    1. Read in a csv file that has a list of unordered numbers. (They should input the file name from the user.)
    2. Ask the user what number they want to find and validate that number.
    3. Tell the user whether the number was found. If it was, it should output the number of items it had to look at.
  2. Students should save their code for the next day.

Note: Skeleton code (SearchCode.py) is provided in the Lesson Resources Folder.

Session 2

Getting Started (5 min) 

Think-Pair-Share

  • Ask students to list non-numbered, real-world things that they search for or sort/order in their daily lives.
  • Can all data be sorted, or do types of data exist that cannot be sorted? How would you organize and search these types of data?
  • Is there always a "correct" solution when sorting data?

Coding Activity (30 min)

Part 1 Pseudocode (10 min)

  1. As a class, write down the steps for Binary Search on the board.
  2. In pairs, have the students write pseudocode to implement binary search.
  3. When finished, display binary search code in other languages. (Scratch https://scratch.mit.edu/projects/23163175/; javascript https://www.khanacademy.org/computing/computer-science/algorithms/binary-search/a/implementing-binary-search-of-an-array ; LISP (see handout)

Part 2 Coding (20 min)

  1. Students should use their pseudocode to write a program for binary search. (It would be useful to build on the skeleton code provided for linear search.) The code should accomplish the same things as linear search: read in a file, get a number, and output if the number is found and how many items were checked.

Comparing Searches (15 min) – (May also be Homework if programs are not finished)

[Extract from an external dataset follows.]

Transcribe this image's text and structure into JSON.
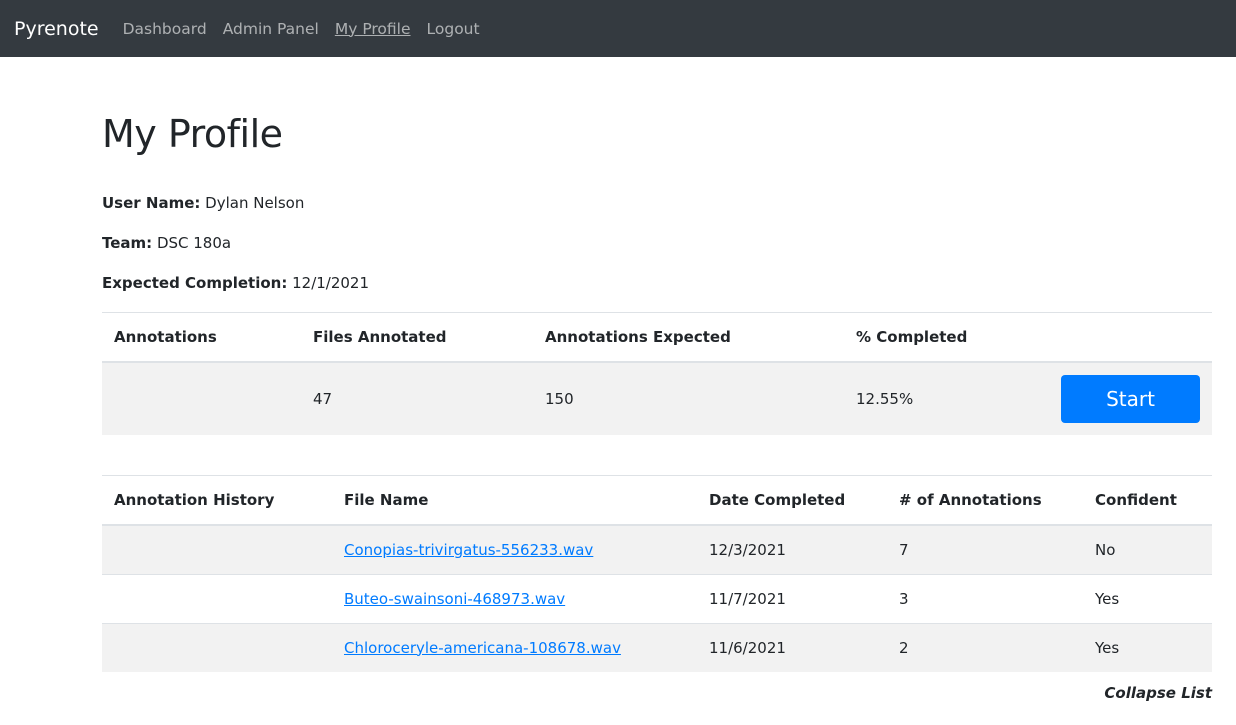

  • Pass out the worksheet "Search Comparison Worksheet" from the lesson resources folder.
  • Students should run both their linear and binary search programs with the six provided datasets of increasing sizes, (also in the lesson resources folder.)
  • As they go through, students should record their results in the worksheet and answer the questions at the bottom.
  • Discuss the results as a class.

Options for Differentiated Instruction

For students that have difficulty understanding the concepts of searching for items in a set of data, pair those students with a student who has a firm grasp of the concept for the activities. Have the pair work together for 1A and then have them keep their own paper secure using the extra game sheet (1A').  Simiilarly for 1B - 1B' and 1C - 1C'.


Evidence of Learning

Formative Assessment

Correctness of Python functions for linear search and binary search


Summative Assessment

"Searching Assessment Items.docx" in lesson folder

"Search Comparison Worksheet" in the lesson folder